Winter came much earlier this year. We had a major snowfall in early December that left us with a snow cover that the previous year had only appeared at the end of January. It is also brought with the coldest period we had during this winter – a few days where temperatures dropped below -15c.
We had 3 or 4 more note-worthy snow falls throughout December, January and February but for the most part this winter felt dry – as if the previous season’s drought continued throughout the winter. The snow did not accumulate to the levels it had the previous winter. February, usually the coldest winter month, was unusually warm (one time I was outside cutting wood wearing a short-sleeved shirt on a sunny day).
Snow melted fairly early – I think that by late february most of the snow was gone and signs of new green grasses emerged. Even the bees (from the surviving hive) came out for a look around a couple of weeks ago.
My consciousness switched into a spring-ish mode and was caught off-guard by a couple of really cold-weather waves that appeared in March. During the previous weekend there was another substantial snowfall … enough to cover EVERYTHING with a white blanket … but it mostly disappeared after a couple of days.
It’s only my second winter here at Bhudeva and the signs of climate change are very clear. Regardless of overall warming the weather is becoming much less stable, much less predictable and much more prone to extreme shifts. It takes only one, short, local extreme weather event (drought, late frost, hail …) to wipe out traditional crop-systems.
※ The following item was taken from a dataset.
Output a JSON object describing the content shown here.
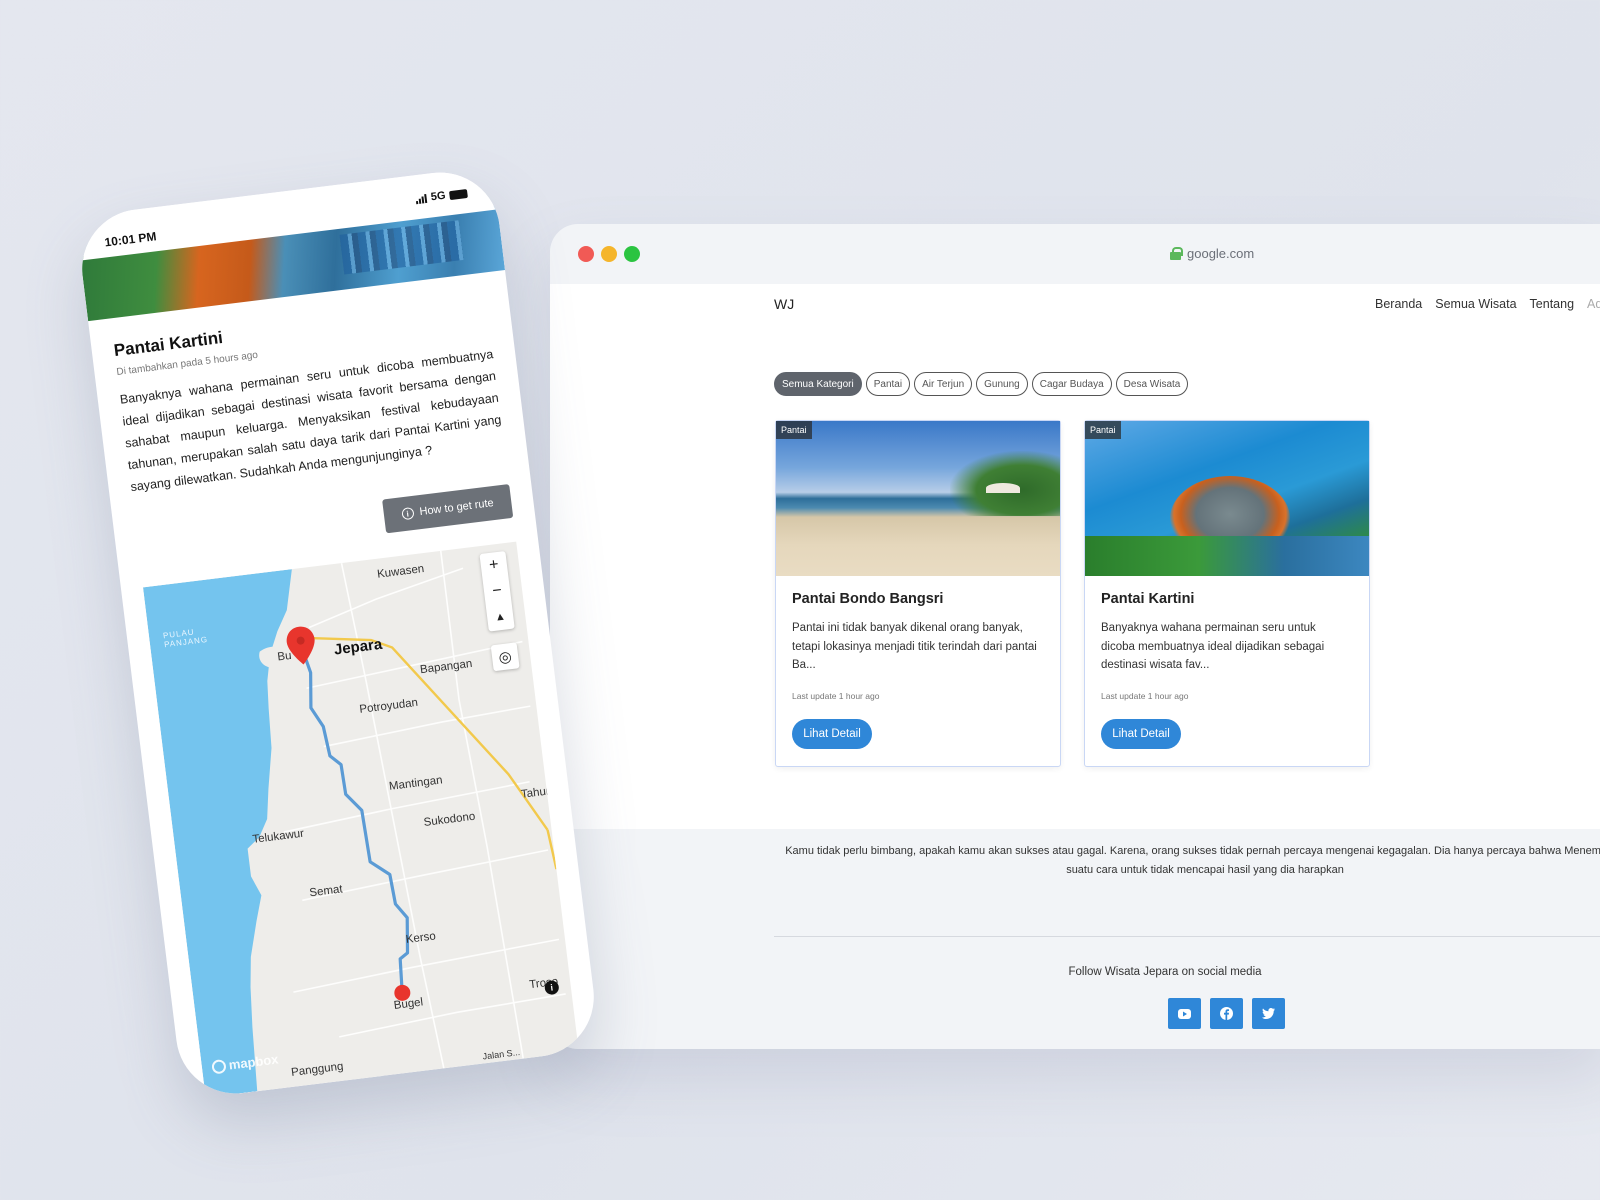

It is a stark reminder to me how important deep infrastructures (water and soil fertility) filled with bio-diversity are in meeting this given instability (which is very likely to continue for a long time even if we were to start drastic global regenerative actions today … which doesn’t seem likely to happen).
As Cutia Taranului is coming to life again amidst these shifting and unpredictable weather patterns I find myself immersed in both satisfaction (because of how successful it has been and promises to continue to be) and concern (because of the knowledge that the traditional methods of agriculture used by most peasant families are fragile and unsustainable).